Here’s what I think I would do: As I play with my infant, I use her name a lot–the name you want to call her when she is six years old and fourteen years old. Not the cute name that rhymes with “banana.” It’s interesting how early childhood names “stick” when they are possibly “outgrown.” I have a dear friend named “Duck.” Yep. That’s his name. His mother referred to him in the womb as her “Little Duck.” Duck is now in his 70’s and very few people know that his given name is Donald (see how this works?). FYI–I am so glad that Duck has been a part of my life–he has given me untold gifts of friendship.
The unbreakable mirror is a GREAT tool for babies. I hope you have the opportunity to see what happens when your baby catches a glimpse in the mirror of himself for the very first time (probably around 6 months, when he is starting to crawl). I will never forget one of my children as she found herself reflected in the floor length mirror for the first time. Surprise? Curiosity–yes! She sat up and stared at herself for several moments and then reached out to touch that “other” baby. I don’t think she had the cognition ability to know that she was looking at herself. She certainly had to ability to know it was another baby looking at her from the mirror. As she reached out to herself in the mirror, and touched only glass, she seemed puzzled, but not frustrated. She repeated this gesture again and then crawled away.
When you are providing quality time between you and your baby, please do allow for an engagement period that allows the baby time to think and respond to what you are presenting. For example: take a favorite toy and as the baby watches, place the toy under a magazine, or wash cloth. Give your baby time to think about this. If the baby shows initiative to find her toy, celebrate with a clapping of hands, smiling and stating, “Susie, you found your toy!” If your baby does not show a willingness to explore immediately, play a game of “peek-a-boo” with the hidden toy. Give your baby time to want to PLAY with you. Do not make it so difficult that your baby can’t WIN–this is all about the self-gratification of learning the enjoyment of curiosity and adventure.

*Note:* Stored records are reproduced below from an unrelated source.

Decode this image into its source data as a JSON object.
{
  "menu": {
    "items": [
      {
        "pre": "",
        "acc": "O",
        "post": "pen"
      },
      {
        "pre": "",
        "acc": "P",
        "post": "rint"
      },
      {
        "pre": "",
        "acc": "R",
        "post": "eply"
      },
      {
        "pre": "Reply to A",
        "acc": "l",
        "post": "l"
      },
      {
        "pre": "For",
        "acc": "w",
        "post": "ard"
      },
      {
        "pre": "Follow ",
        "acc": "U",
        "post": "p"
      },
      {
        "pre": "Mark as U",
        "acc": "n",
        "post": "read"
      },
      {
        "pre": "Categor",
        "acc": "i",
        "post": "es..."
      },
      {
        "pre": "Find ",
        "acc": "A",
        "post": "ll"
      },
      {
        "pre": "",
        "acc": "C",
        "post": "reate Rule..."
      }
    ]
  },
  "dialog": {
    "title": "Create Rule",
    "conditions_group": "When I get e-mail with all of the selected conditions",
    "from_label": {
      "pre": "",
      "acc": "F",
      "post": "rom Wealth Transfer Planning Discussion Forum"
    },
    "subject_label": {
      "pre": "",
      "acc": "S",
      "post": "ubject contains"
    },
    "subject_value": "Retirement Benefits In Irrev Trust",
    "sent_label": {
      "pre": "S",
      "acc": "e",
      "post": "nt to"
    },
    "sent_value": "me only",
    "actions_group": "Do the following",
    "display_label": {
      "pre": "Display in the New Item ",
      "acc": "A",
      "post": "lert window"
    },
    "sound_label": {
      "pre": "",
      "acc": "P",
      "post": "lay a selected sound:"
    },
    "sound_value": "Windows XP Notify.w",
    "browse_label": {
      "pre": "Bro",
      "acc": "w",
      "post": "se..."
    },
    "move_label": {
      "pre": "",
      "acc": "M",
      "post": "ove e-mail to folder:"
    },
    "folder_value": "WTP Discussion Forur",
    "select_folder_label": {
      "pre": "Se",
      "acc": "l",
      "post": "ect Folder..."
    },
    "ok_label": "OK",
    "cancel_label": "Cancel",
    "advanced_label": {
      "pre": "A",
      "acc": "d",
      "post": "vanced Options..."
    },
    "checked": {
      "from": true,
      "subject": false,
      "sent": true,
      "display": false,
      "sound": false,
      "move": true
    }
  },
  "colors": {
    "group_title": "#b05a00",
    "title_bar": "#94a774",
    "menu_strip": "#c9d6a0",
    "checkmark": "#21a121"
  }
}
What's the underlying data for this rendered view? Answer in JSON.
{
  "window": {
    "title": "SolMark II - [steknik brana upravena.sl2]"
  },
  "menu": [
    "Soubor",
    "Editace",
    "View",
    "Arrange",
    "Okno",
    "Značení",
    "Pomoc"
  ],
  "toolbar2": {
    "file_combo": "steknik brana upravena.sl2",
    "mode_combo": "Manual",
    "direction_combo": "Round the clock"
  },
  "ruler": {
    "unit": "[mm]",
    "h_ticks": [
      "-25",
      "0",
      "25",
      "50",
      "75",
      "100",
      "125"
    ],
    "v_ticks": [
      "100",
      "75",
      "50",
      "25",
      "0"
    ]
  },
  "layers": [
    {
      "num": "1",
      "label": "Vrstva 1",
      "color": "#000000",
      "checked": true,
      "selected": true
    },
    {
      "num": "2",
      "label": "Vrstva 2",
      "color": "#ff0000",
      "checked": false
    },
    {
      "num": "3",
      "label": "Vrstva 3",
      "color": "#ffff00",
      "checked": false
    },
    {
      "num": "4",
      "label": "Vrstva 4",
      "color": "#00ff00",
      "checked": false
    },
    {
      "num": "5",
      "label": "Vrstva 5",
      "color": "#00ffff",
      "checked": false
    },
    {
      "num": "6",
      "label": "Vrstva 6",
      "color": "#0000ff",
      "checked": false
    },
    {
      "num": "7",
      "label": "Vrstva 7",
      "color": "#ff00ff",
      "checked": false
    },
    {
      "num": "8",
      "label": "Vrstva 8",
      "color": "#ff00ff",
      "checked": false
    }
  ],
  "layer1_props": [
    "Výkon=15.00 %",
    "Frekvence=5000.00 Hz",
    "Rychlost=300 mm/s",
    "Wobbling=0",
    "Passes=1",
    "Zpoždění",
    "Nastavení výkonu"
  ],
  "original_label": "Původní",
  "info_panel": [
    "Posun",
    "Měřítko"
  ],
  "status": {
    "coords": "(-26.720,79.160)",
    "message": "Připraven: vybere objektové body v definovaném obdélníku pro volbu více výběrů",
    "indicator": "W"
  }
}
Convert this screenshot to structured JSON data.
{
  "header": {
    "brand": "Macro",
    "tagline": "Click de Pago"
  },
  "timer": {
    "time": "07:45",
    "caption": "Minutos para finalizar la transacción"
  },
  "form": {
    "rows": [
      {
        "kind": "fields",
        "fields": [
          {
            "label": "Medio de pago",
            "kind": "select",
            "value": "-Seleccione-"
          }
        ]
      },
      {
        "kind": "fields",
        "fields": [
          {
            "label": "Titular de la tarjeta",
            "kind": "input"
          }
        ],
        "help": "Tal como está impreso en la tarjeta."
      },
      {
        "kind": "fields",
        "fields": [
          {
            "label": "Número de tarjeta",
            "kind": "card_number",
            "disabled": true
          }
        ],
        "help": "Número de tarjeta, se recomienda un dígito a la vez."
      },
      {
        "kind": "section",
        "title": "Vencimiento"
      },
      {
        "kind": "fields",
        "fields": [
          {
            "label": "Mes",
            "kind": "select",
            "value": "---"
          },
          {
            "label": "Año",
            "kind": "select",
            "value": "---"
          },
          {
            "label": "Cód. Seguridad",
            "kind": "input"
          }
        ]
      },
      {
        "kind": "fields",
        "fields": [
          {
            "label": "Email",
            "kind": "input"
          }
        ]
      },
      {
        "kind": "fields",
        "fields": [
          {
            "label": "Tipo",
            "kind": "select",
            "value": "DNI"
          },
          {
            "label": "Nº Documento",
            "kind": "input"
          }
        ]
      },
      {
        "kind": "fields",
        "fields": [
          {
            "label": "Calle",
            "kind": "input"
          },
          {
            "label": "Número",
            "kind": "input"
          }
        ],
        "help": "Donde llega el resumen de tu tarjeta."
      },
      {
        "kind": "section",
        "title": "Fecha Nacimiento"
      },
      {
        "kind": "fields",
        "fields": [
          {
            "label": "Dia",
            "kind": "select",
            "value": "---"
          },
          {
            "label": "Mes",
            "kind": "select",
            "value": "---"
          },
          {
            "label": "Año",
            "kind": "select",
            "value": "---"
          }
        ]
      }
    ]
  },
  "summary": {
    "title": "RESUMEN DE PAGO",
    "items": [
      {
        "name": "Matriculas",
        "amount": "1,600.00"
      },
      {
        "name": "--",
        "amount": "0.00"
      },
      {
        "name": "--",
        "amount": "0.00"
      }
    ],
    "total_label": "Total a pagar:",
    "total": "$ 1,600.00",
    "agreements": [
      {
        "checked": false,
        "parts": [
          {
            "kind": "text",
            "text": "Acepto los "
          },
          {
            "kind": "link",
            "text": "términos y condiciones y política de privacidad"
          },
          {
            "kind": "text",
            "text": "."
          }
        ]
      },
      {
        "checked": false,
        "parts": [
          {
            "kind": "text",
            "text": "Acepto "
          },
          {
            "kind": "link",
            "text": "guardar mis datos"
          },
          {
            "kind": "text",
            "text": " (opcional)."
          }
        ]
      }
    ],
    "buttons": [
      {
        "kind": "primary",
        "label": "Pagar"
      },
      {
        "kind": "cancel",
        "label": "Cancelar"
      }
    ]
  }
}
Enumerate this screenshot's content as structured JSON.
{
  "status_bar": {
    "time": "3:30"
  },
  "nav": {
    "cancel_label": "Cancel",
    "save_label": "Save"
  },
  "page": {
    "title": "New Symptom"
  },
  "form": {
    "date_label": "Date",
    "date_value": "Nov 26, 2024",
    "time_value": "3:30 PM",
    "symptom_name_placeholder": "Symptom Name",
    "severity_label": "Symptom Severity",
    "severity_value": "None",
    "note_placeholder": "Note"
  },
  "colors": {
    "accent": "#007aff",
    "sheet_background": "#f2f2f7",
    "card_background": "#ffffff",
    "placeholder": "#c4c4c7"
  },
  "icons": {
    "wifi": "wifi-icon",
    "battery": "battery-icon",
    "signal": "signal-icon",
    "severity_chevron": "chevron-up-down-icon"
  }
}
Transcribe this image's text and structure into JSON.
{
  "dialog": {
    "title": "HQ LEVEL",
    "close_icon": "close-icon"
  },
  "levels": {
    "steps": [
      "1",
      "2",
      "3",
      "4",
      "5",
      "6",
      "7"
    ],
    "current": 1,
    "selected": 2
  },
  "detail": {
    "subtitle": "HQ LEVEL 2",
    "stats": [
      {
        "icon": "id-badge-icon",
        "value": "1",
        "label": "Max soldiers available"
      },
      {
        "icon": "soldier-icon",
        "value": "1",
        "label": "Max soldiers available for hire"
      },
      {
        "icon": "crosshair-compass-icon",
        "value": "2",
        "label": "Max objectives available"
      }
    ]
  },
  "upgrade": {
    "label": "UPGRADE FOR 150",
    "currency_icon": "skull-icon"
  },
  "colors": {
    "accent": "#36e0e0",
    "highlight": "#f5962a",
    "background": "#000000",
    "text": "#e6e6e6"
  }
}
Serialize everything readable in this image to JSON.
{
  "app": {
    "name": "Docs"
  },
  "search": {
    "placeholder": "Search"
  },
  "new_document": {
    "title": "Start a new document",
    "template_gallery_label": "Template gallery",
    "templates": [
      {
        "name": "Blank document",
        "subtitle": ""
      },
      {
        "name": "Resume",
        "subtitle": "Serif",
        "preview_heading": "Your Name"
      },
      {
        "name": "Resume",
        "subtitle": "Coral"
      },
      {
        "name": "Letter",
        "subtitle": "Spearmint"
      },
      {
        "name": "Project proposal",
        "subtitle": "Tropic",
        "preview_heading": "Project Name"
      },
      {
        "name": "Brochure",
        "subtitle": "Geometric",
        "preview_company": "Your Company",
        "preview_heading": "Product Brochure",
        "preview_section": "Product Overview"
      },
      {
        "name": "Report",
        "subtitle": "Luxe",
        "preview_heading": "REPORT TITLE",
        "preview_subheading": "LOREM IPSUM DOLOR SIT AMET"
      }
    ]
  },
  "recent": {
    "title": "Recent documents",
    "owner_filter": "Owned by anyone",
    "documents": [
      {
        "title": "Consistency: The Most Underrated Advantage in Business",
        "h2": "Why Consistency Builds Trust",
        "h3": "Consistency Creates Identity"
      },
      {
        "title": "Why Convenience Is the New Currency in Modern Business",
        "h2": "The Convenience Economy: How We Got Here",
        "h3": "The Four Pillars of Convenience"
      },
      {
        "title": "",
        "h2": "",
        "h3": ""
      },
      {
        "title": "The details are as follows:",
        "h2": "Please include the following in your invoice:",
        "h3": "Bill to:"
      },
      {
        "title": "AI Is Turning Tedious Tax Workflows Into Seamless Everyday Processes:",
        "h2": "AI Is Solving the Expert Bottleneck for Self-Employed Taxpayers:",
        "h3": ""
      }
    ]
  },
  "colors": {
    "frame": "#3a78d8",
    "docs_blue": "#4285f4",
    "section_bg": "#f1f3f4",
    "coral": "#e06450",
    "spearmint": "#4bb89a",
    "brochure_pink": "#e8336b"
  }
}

What fun (even when Mommy and Daddy are exhausted) to PLAY with a baby! Enjoy and savor the moments!